(Component data from apps and pages)
=== Section Start ===
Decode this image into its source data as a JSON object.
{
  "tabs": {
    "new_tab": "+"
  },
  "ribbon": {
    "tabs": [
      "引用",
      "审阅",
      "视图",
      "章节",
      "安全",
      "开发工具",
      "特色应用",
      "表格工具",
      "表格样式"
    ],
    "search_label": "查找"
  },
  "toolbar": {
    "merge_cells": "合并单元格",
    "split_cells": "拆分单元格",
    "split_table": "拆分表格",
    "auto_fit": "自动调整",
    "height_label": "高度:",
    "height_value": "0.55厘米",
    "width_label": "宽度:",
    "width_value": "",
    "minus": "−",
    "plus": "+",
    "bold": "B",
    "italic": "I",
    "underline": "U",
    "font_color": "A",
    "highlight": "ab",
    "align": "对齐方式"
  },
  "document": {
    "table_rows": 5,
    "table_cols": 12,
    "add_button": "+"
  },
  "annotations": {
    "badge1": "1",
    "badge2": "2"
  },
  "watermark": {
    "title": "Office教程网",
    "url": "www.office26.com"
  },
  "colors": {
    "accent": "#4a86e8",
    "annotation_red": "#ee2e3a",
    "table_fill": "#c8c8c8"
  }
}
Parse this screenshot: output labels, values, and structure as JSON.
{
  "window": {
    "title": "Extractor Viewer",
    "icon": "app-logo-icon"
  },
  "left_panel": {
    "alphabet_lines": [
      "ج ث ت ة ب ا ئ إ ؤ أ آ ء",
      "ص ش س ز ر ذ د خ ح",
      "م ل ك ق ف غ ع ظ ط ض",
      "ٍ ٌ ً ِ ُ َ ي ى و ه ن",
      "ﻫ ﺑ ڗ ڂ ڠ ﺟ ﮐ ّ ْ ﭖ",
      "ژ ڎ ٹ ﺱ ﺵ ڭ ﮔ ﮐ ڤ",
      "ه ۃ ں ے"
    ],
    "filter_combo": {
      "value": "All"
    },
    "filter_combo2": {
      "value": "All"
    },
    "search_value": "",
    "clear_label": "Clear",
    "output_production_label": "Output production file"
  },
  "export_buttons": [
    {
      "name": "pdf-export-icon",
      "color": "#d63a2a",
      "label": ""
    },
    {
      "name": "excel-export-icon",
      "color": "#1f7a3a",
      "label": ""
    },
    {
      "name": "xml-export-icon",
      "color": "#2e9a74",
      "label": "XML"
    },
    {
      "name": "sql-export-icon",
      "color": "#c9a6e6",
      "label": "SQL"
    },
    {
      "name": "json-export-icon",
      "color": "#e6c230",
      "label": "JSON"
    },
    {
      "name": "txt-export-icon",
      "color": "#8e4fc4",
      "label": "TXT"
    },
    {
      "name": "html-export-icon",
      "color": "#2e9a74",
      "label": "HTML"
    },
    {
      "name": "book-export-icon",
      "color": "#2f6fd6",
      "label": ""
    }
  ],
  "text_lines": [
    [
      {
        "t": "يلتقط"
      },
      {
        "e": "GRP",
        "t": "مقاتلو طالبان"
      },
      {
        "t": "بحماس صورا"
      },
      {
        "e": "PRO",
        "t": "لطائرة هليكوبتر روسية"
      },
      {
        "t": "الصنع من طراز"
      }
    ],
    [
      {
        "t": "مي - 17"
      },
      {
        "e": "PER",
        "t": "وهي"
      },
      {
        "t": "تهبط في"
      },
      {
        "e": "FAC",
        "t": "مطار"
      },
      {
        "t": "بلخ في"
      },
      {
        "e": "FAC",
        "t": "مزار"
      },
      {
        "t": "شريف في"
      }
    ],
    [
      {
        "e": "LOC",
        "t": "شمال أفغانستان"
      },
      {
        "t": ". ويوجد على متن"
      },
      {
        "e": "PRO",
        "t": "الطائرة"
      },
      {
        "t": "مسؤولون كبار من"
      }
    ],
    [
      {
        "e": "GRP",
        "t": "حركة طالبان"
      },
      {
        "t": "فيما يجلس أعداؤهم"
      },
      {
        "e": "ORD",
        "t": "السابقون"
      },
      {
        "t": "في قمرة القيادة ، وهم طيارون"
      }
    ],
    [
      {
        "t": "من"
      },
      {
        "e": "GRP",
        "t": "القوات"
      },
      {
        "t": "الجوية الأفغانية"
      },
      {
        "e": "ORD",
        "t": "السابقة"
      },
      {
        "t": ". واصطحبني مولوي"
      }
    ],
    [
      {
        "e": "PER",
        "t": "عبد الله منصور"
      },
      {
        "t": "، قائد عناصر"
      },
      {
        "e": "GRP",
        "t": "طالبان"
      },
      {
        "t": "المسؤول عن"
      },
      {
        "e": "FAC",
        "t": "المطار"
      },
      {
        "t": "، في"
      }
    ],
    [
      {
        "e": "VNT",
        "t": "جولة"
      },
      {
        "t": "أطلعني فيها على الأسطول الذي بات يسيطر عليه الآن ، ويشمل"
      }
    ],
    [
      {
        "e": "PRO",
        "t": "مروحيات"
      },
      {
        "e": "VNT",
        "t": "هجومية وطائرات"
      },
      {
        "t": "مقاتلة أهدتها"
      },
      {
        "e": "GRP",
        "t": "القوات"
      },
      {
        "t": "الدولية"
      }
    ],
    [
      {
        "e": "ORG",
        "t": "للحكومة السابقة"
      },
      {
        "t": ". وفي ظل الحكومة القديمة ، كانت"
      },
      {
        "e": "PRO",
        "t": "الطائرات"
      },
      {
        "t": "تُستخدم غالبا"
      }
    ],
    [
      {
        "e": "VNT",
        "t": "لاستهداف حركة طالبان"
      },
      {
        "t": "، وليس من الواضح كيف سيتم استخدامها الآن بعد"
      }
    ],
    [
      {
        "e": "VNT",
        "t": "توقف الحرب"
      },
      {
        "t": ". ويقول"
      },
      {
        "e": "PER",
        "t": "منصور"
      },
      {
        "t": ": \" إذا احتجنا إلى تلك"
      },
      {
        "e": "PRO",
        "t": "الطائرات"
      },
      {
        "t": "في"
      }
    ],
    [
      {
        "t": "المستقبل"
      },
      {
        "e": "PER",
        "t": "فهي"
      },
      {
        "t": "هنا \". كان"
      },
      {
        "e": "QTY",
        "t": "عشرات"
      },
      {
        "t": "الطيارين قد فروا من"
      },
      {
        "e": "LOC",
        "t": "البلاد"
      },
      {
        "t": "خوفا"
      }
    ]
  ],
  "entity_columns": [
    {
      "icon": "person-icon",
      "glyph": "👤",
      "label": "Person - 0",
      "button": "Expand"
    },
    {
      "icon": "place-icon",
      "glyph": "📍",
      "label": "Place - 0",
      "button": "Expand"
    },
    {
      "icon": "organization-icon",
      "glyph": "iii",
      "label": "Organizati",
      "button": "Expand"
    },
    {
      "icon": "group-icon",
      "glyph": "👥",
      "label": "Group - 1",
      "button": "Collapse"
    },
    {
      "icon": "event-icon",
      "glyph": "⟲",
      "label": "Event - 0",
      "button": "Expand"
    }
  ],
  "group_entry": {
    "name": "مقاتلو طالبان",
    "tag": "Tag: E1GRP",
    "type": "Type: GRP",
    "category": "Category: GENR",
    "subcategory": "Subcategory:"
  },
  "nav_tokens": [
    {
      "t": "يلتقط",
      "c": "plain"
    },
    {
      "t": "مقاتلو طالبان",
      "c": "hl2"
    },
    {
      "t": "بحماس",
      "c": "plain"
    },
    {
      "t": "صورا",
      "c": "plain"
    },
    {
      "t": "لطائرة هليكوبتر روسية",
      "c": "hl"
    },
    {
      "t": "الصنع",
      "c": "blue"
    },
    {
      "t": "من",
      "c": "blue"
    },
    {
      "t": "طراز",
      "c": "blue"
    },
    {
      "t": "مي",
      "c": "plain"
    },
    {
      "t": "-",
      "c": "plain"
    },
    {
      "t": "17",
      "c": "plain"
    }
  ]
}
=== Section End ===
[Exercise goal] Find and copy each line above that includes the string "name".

[Solution below]
      "name": "pdf-export-icon",
      "name": "excel-export-icon",
      "name": "xml-export-icon",
      "name": "sql-export-icon",
      "name": "json-export-icon",
      "name": "txt-export-icon",
      "name": "html-export-icon",
      "name": "book-export-icon",
    "name": "مقاتلو طالبان",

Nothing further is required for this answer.